The next time things go awry in the lab, raid your video library for an unexpected learning opportunity
I’ve had demonstrations go wrong more times than I can count. Some were nerve-wracking, such as when the boiling tube shattered during a cracking demo, or when (more than once) my thermite demo didn’t go first time; some were mysterious, and I still don’t have good explanations; and others were frustrating as I tried again and again, often babbling on at my students to distract them from boredom. Over time, though, I have learned a few strategies for managing the moment, panicking less and even finding ways to push students’ thinking forward.
Planning for when it goes wrong
Clearly, practicals and demonstrations don’t always work as anticipated, and switching to a video can ensure that students can still make practical observations and link them to theoretical ideas. However, the least ideal classroom scenario is: (1) attempting a demo, (2) the demo going wrong and (3) spending the next five minutes scrambling on YouTube for a decent enough video that doesn’t lead to any student misconceptions about what you are intending them to learn, while (4) the abandoned demo is festering on the bench and (5) students are losing patience. Nightmare.
So, preparation is key: link videos for each practical and demonstration to the scheme of work, so a video you are confident about is just one click away. Adding these links doesn’t have to be a time-consuming endeavour; you can add links one topic at a time during department meetings. In my experience, my colleagues possess a wealth of knowledge on great videos, and so updating the scheme of work together is quick and very thorough.
Switching from demo to video
You are ready: a video is available for any eventuality. But it can still be challenging to manage the moment when things go wrong. The most important thing, of course, is not to panic. I know that’s unhelpful advice, so here are some things to do instead of panicking.
Ask students to return to their seats, open their notes, and pick up a pen ready to make notes on the video. You have two options: both require students to watch the video closely, probably twice. This will mean you have a few minutes to clean up the failed demonstration, or at least make sure it is safe and out of the way (and calm any frazzled nerves).
Option 1: Maintain the learning focus: the content/practical skills you were intending to teach (stick to Plan A). This means the students will make notes on the video in the same way they would have for the demo.
Option 2: Switch the focus to hypothesising about what went wrong. Dan Beech argues that letting students get it wrong in practical work is beneficial for developing their skills in analysing, interpreting, evaluating, drawing conclusions, designing and redesigning practicals. The same goes for when demos go wrong. By focusing students’ observations on how the video differs from the failed demonstration, students can develop hypotheses about why they didn’t observe what was expected.
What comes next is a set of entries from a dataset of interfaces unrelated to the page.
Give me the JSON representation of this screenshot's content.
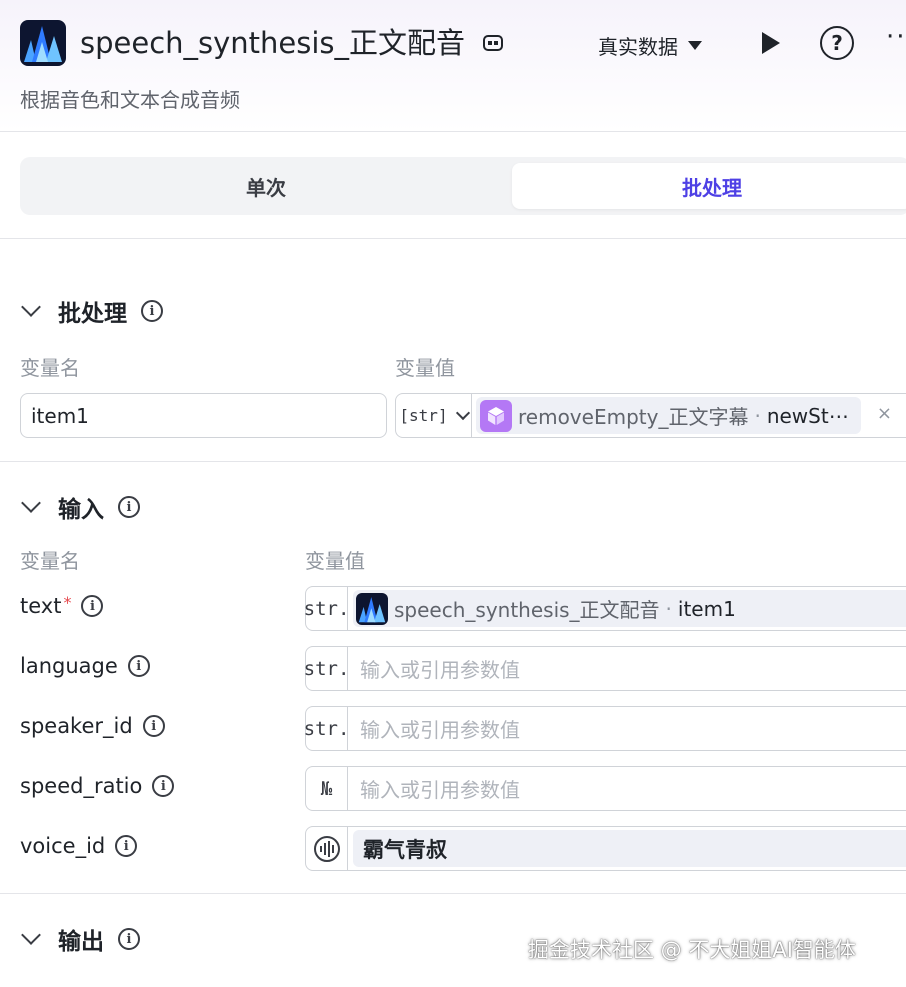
{
  "header": {
    "title": "speech_synthesis_正文配音",
    "subtitle": "根据音色和文本合成音频",
    "data_mode": "真实数据",
    "app_icon": "waveform-logo-icon",
    "copy_icon": "copy-id-icon",
    "play_icon": "play-icon",
    "help_icon": "question-icon",
    "help_glyph": "?",
    "more_glyph": "··",
    "accent_color": "#4e40e5"
  },
  "tabs": {
    "single": "单次",
    "batch": "批处理",
    "active": "batch"
  },
  "batch_section": {
    "title": "批处理",
    "col_name": "变量名",
    "col_value": "变量值",
    "var_name": "item1",
    "type_tag": "[str]",
    "ref_node": "removeEmpty_正文字幕",
    "ref_sep": "·",
    "ref_field": "newSt⋯",
    "clear": "×"
  },
  "input_section": {
    "title": "输入",
    "col_name": "变量名",
    "col_value": "变量值",
    "rows": [
      {
        "name": "text",
        "required": "*",
        "type": "str.",
        "ref_node": "speech_synthesis_正文配音",
        "ref_sep": "·",
        "ref_field": "item1"
      },
      {
        "name": "language",
        "type": "str.",
        "placeholder": "输入或引用参数值"
      },
      {
        "name": "speaker_id",
        "type": "str.",
        "placeholder": "输入或引用参数值"
      },
      {
        "name": "speed_ratio",
        "type": "№",
        "placeholder": "输入或引用参数值"
      },
      {
        "name": "voice_id",
        "type": "voice-icon",
        "value": "霸气青叔"
      }
    ]
  },
  "output_section": {
    "title": "输出"
  },
  "watermark": "掘金技术社区 @ 不大姐姐AI智能体"
}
To do this in the moment, ask students to divide a page into quadrants labelled with the headings: apparatus, chemicals, method/sequence, and observations. Then ask them to describe what happened in the failed demo using the four boxes. While students are watching the video, they can add more notes to each quadrant. Finally, they can identify the differences, decide which are relevant and develop plausible explanations for why the demo didn’t work as intended. This works particularly well if students use different colours for the failed demo, the video and the possible explanations.
You can discuss the differences, debate possible explanations and potentially even agree on what went wrong. After this, you can always come back to Plan A if necessary but prepare to be surprised by how far students’ thinking has moved on.
So, next time you have an unanticipated explosion, bizarre-looking product or no observable product, raid your video library, and leverage the momentary mystery of chemistry for a rich, albeit unexpected, learning opportunity.
Emily Rose Seeber